A long-time journalist and mother of a young child, Sara Steffens met with her co-workers to try and form a union at the newspaper where they worked in Contra Costa County, Calif. Workers hoped that with a union they could have job security and more of a say in how the newspaper operates. Despite gathering the support of two-thirds of the paper’s employees, they were met with a hostile response.

Our employer reacted the way a lot of companies do. They hired an anti-union consultant and began a pretty aggressive campaign to scare us into voting against the union. Despite all of that, we did win our election…A few weeks later, they announced a major layoff, and I was one…I had been the co-chair of our organizing committee.

I think it’s important that workers feel like they can step up and tackle problems in their workplace, and not have to be afraid that if they speak out they’re going to lose their jobs for it.

It doesn’t have to be that way. Asela Espiritu, a nurse who works for Kaiser Permanente in Orange County, Calif., discussed how Kaiser Permanente stayed neutral and allowed nurses at Espiritu’s facility to pursue a union through the legal majority sign-up process. Thanks to her and her co-workers’ successful efforts, the people who have the most direct experience in patient care have a voice when it comes to how the company operates. That’s good for nurses, for patients and for the company.

With us being unionized, we’re on the same page with management on how we can deliver the best care for our patients. The Employee Free Choice Act will empower workers of all kinds of industries….They will be able to be part of the solution to the crisis we have.

The high-dollar corporate attacks on the Employee Free Choice Act rely on the fiction that unions are sinister outside forces, separate from and unwanted by workers.
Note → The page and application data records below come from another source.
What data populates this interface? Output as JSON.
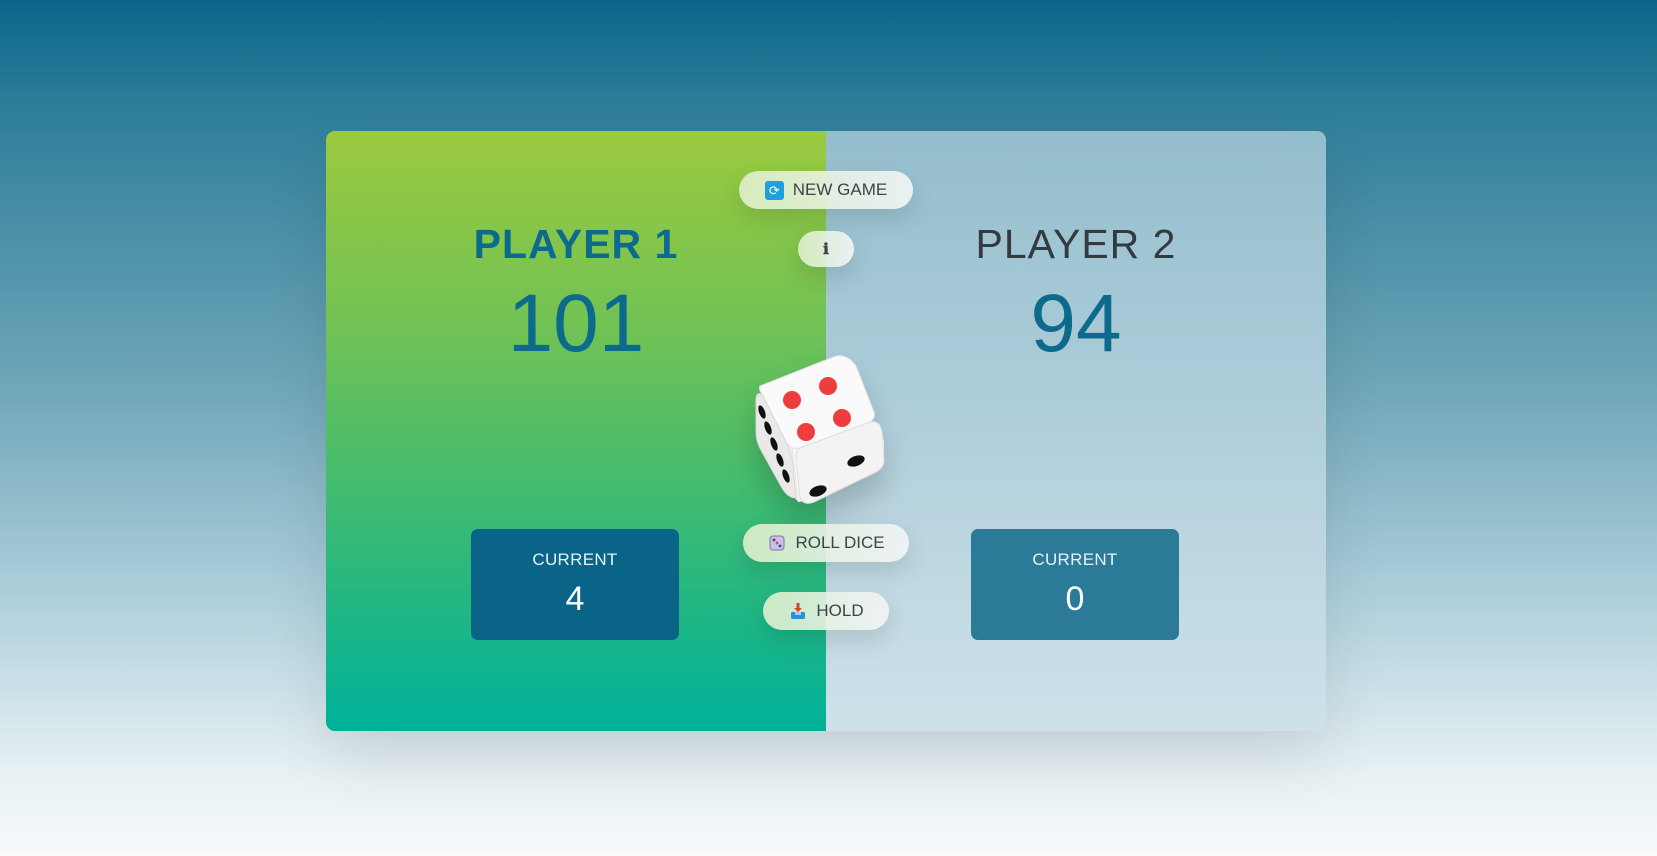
{
  "players": [
    {
      "name": "PLAYER 1",
      "score": "101",
      "current_label": "CURRENT",
      "current": "4",
      "active": true
    },
    {
      "name": "PLAYER 2",
      "score": "94",
      "current_label": "CURRENT",
      "current": "0",
      "active": false
    }
  ],
  "controls": {
    "new_game_label": "NEW GAME",
    "info_label": "ℹ",
    "roll_label": "ROLL DICE",
    "hold_label": "HOLD"
  },
  "dice": {
    "value": 4,
    "icon": "dice-icon"
  },
  "icons": {
    "new_game": "refresh-icon",
    "roll": "die-emoji-icon",
    "hold": "inbox-tray-icon"
  },
  "colors": {
    "active_score": "#0c6b8d",
    "current_box_active": "#0a6487",
    "current_box_inactive": "#2b7b98",
    "pip": "#ef3c3c"
  }
}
That myth is leveled by the stories of real people like Steffens, Gares, Lawhorn and Espiritu, who are honest, hardworking people who just wanted the freedom to have a say in their workplace and the ability to bargain for a better life for themselves and their co-workers.

It’s stories like these that illustrate why the Employee Free Choice Act is so urgent and necessary to restore the balance for workers.

(Cross-posted from the AFL-CIO Now Blog.)